*WHAT TO PRODUCE*
Show every line in the entries below where the word "true" appears.

*Website and app data records*
::::::::

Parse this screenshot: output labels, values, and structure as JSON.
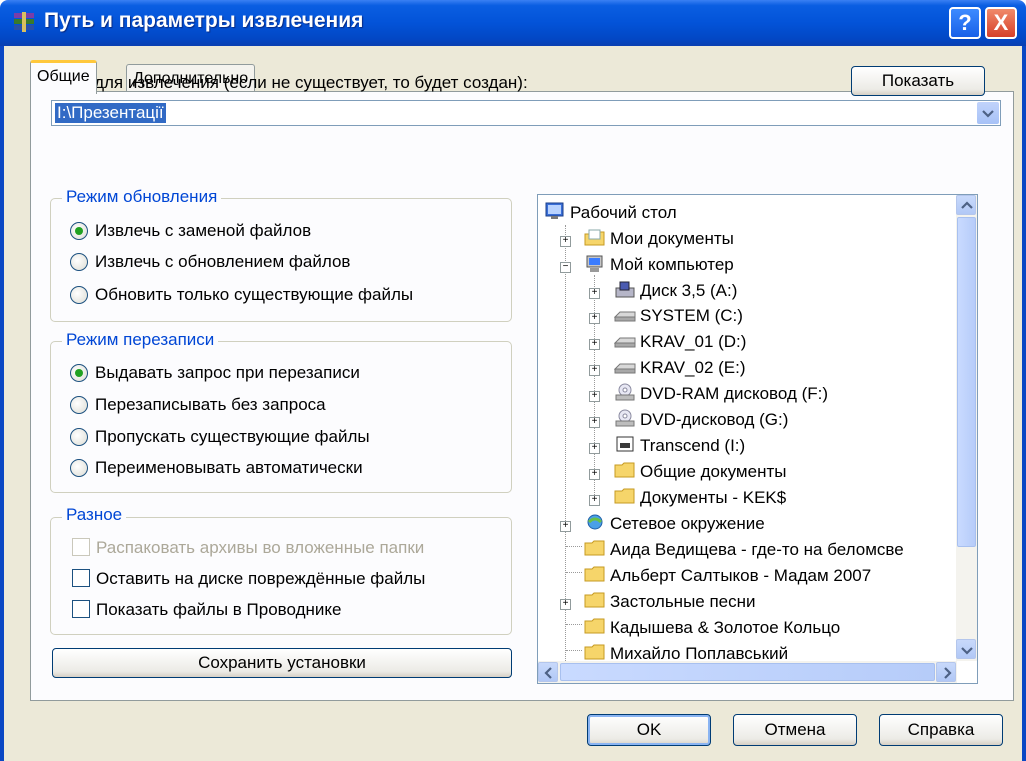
{
  "window": {
    "title": "Путь и параметры извлечения",
    "help_label": "?",
    "close_label": "X"
  },
  "tabs": [
    {
      "label": "Общие",
      "active": true
    },
    {
      "label": "Дополнительно",
      "active": false
    }
  ],
  "path": {
    "label": "Путь для извлечения (если не существует, то будет создан):",
    "value": "I:\\Презентації",
    "show_button": "Показать"
  },
  "update_mode": {
    "title": "Режим обновления",
    "options": [
      {
        "label": "Извлечь с заменой файлов",
        "selected": true
      },
      {
        "label": "Извлечь с обновлением файлов",
        "selected": false
      },
      {
        "label": "Обновить только существующие файлы",
        "selected": false
      }
    ]
  },
  "overwrite_mode": {
    "title": "Режим перезаписи",
    "options": [
      {
        "label": "Выдавать запрос при перезаписи",
        "selected": true
      },
      {
        "label": "Перезаписывать без запроса",
        "selected": false
      },
      {
        "label": "Пропускать существующие файлы",
        "selected": false
      },
      {
        "label": "Переименовывать автоматически",
        "selected": false
      }
    ]
  },
  "misc": {
    "title": "Разное",
    "options": [
      {
        "label": "Распаковать архивы во вложенные папки",
        "checked": false,
        "disabled": true
      },
      {
        "label": "Оставить на диске повреждённые файлы",
        "checked": false,
        "disabled": false
      },
      {
        "label": "Показать файлы в Проводнике",
        "checked": false,
        "disabled": false
      }
    ]
  },
  "save_button": "Сохранить установки",
  "tree": {
    "items": [
      {
        "label": "Рабочий стол",
        "icon": "desktop-icon"
      },
      {
        "label": "Мои документы",
        "icon": "my-documents-icon"
      },
      {
        "label": "Мой компьютер",
        "icon": "my-computer-icon"
      },
      {
        "label": "Диск 3,5 (A:)",
        "icon": "floppy-drive-icon"
      },
      {
        "label": "SYSTEM (C:)",
        "icon": "hard-drive-icon"
      },
      {
        "label": "KRAV_01 (D:)",
        "icon": "hard-drive-icon"
      },
      {
        "label": "KRAV_02 (E:)",
        "icon": "hard-drive-icon"
      },
      {
        "label": "DVD-RAM дисковод (F:)",
        "icon": "dvd-drive-icon"
      },
      {
        "label": "DVD-дисковод (G:)",
        "icon": "dvd-drive-icon"
      },
      {
        "label": "Transcend (I:)",
        "icon": "removable-drive-icon"
      },
      {
        "label": "Общие документы",
        "icon": "folder-icon"
      },
      {
        "label": "Документы - KEK$",
        "icon": "folder-icon"
      },
      {
        "label": "Сетевое окружение",
        "icon": "network-icon"
      },
      {
        "label": "Аида Ведищева - где-то на беломсве",
        "icon": "folder-icon"
      },
      {
        "label": "Альберт Салтыков - Мадам 2007",
        "icon": "folder-icon"
      },
      {
        "label": "Застольные песни",
        "icon": "folder-icon"
      },
      {
        "label": "Кадышева & Золотое Кольцо",
        "icon": "folder-icon"
      },
      {
        "label": "Михайло Поплавський",
        "icon": "folder-icon"
      }
    ]
  },
  "footer": {
    "ok": "OK",
    "cancel": "Отмена",
    "help": "Справка"
  },
  "colors": {
    "titlebar": "#0353d8",
    "window_bg": "#ece9d8",
    "group_title": "#0046d5",
    "selection": "#316ac5"
  }
}
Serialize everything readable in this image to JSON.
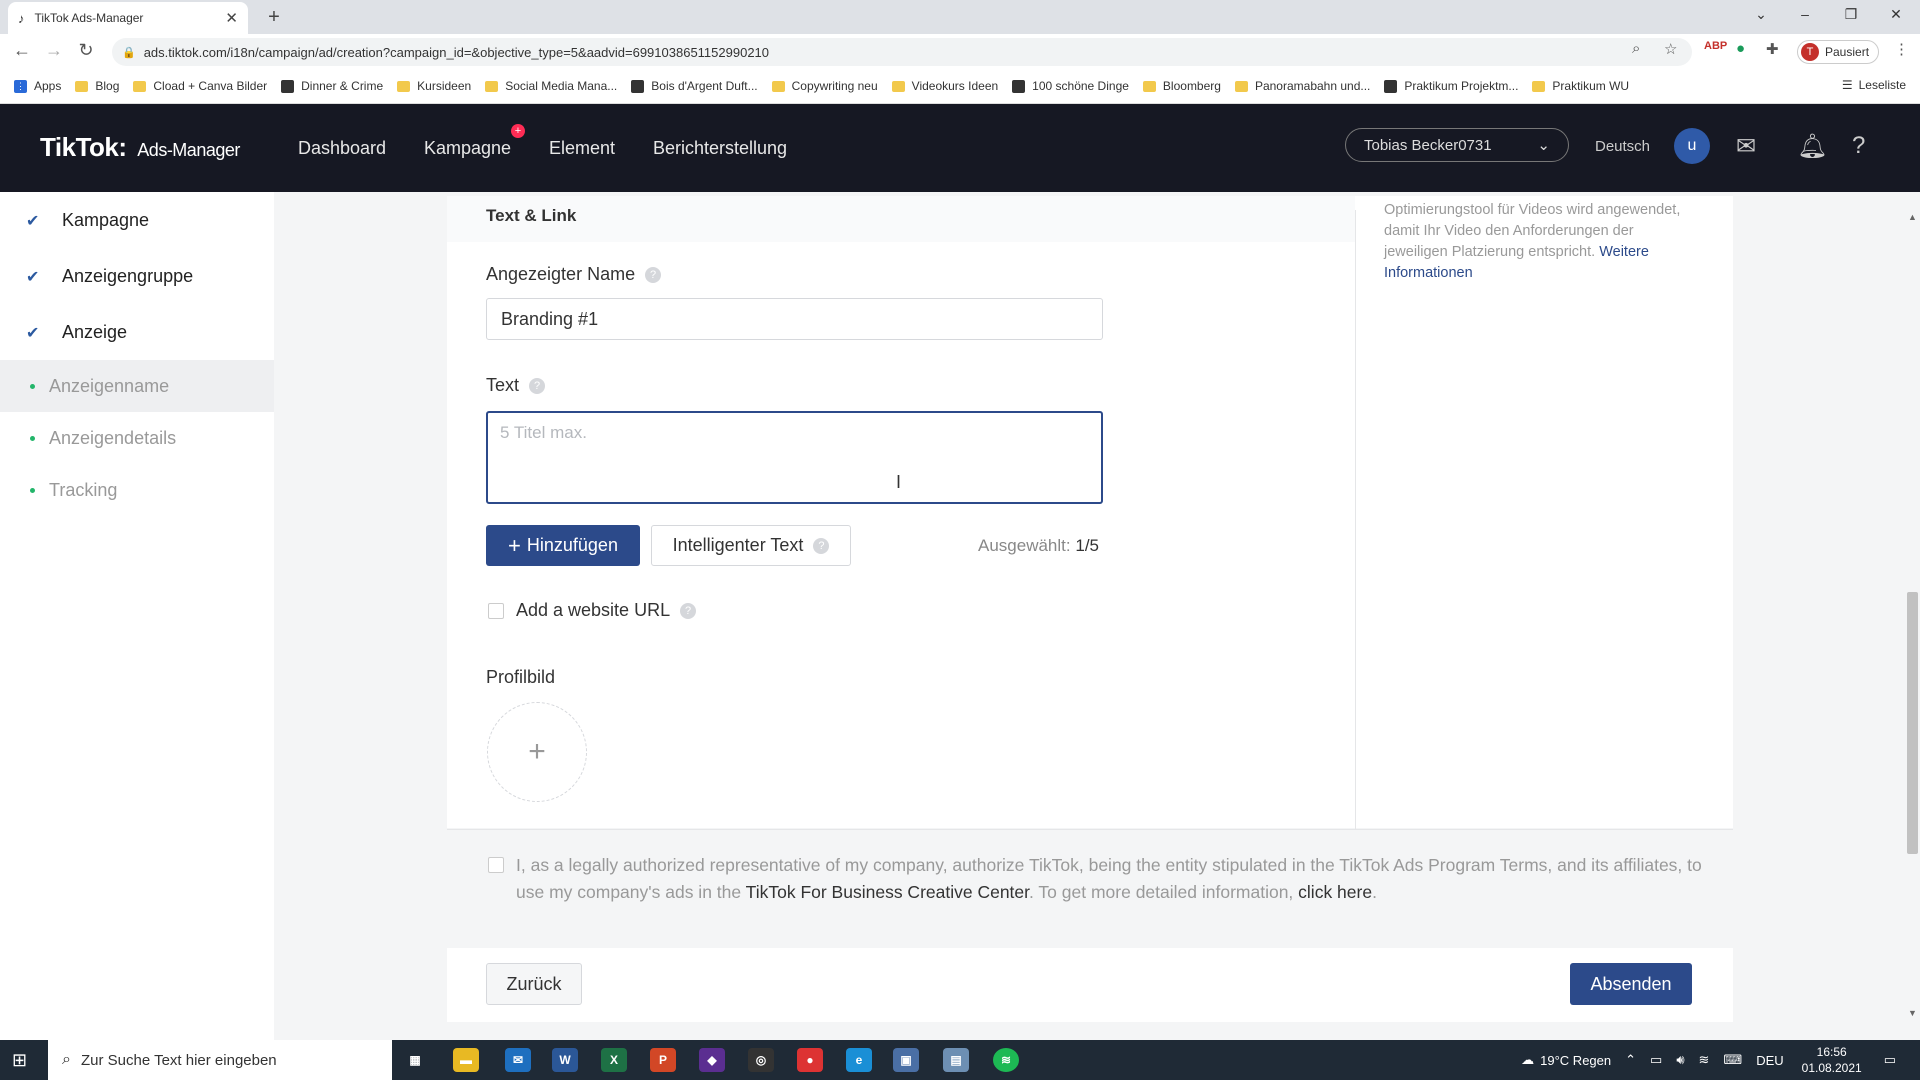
{
  "browser": {
    "tab_title": "TikTok Ads-Manager",
    "url": "ads.tiktok.com/i18n/campaign/ad/creation?campaign_id=&objective_type=5&aadvid=6991038651152990210",
    "profile_initial": "T",
    "profile_label": "Pausiert",
    "bookmarks": [
      {
        "label": "Apps",
        "kind": "grid"
      },
      {
        "label": "Blog",
        "kind": "folder"
      },
      {
        "label": "Cload + Canva Bilder",
        "kind": "folder"
      },
      {
        "label": "Dinner & Crime",
        "kind": "site"
      },
      {
        "label": "Kursideen",
        "kind": "folder"
      },
      {
        "label": "Social Media Mana...",
        "kind": "folder"
      },
      {
        "label": "Bois d'Argent Duft...",
        "kind": "site"
      },
      {
        "label": "Copywriting neu",
        "kind": "folder"
      },
      {
        "label": "Videokurs Ideen",
        "kind": "folder"
      },
      {
        "label": "100 schöne Dinge",
        "kind": "site"
      },
      {
        "label": "Bloomberg",
        "kind": "folder"
      },
      {
        "label": "Panoramabahn und...",
        "kind": "folder"
      },
      {
        "label": "Praktikum Projektm...",
        "kind": "site"
      },
      {
        "label": "Praktikum WU",
        "kind": "folder"
      }
    ],
    "reading_list": "Leseliste"
  },
  "header": {
    "logo": "TikTok",
    "logo_sub": "Ads-Manager",
    "nav": [
      "Dashboard",
      "Kampagne",
      "Element",
      "Berichterstellung"
    ],
    "account": "Tobias Becker0731",
    "language": "Deutsch",
    "user_initial": "u"
  },
  "sidebar": {
    "steps": [
      "Kampagne",
      "Anzeigengruppe",
      "Anzeige"
    ],
    "substeps": [
      "Anzeigenname",
      "Anzeigendetails",
      "Tracking"
    ]
  },
  "form": {
    "section_title": "Text & Link",
    "display_name_label": "Angezeigter Name",
    "display_name_value": "Branding #1",
    "text_label": "Text",
    "text_placeholder": "5 Titel max.",
    "add_button": "Hinzufügen",
    "smart_text_button": "Intelligenter Text",
    "selected_label": "Ausgewählt:",
    "selected_value": "1/5",
    "website_url_label": "Add a website URL",
    "profile_image_label": "Profilbild"
  },
  "tip": {
    "text": "Optimierungstool für Videos wird angewendet, damit Ihr Video den Anforderungen der jeweiligen Platzierung entspricht.",
    "link": "Weitere Informationen"
  },
  "consent": {
    "text1": "I, as a legally authorized representative of my company, authorize TikTok, being the entity stipulated in the TikTok Ads Program Terms, and its affiliates, to use my company's ads in the",
    "link1": "TikTok For Business Creative Center",
    "text2": ". To get more detailed information,",
    "link2": "click here",
    "text3": "."
  },
  "footer": {
    "back": "Zurück",
    "submit": "Absenden"
  },
  "taskbar": {
    "search_placeholder": "Zur Suche Text hier eingeben",
    "weather": "19°C Regen",
    "lang": "DEU",
    "time": "16:56",
    "date": "01.08.2021"
  },
  "colors": {
    "accent": "#2c4a8a",
    "header_bg": "#161823",
    "success": "#23b56a"
  }
}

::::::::

*EXERCISE SOLUTION*
      "active": true
        "selected": true
        "selected": true
        "disabled": true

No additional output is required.